(Data about app and page elements)
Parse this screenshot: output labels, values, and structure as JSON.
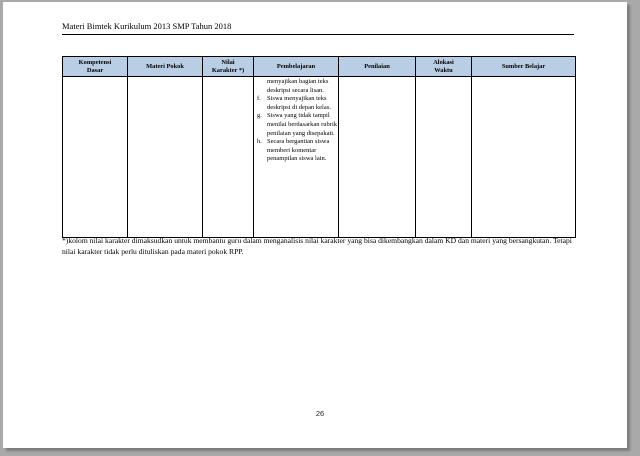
{
  "header": {
    "title": "Materi Bimtek Kurikulum 2013 SMP Tahun 2018"
  },
  "table": {
    "columns": [
      "Kompetensi\nDasar",
      "Materi Pokok",
      "Nilai\nKarakter *)",
      "Pembelajaran",
      "Penilaian",
      "Alokasi\nWaktu",
      "Sumber Belajar"
    ],
    "pembelajaran_items": [
      {
        "mark": "",
        "text": "menyajikan bagian teks deskripsi secara lisan."
      },
      {
        "mark": "f.",
        "text": "Siswa menyajikan teks deskripsi di depan kelas."
      },
      {
        "mark": "g.",
        "text": "Siswa yang tidak tampil menilai berdasarkan rubrik penilaian yang disepakati."
      },
      {
        "mark": "h.",
        "text": "Secara bergantian siswa memberi komentar penampilan siswa lain."
      }
    ]
  },
  "footnote": "*)kolom nilai karakter dimaksudkan  untuk membantu guru dalam menganalisis nilai karakter yang bisa dikembangkan  dalam KD dan materi yang bersangkutan. Tetapi nilai karakter tidak perlu dituliskan pada materi pokok RPP.",
  "page_number": "26"
}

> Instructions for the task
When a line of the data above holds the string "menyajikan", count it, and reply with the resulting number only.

> Final answer
2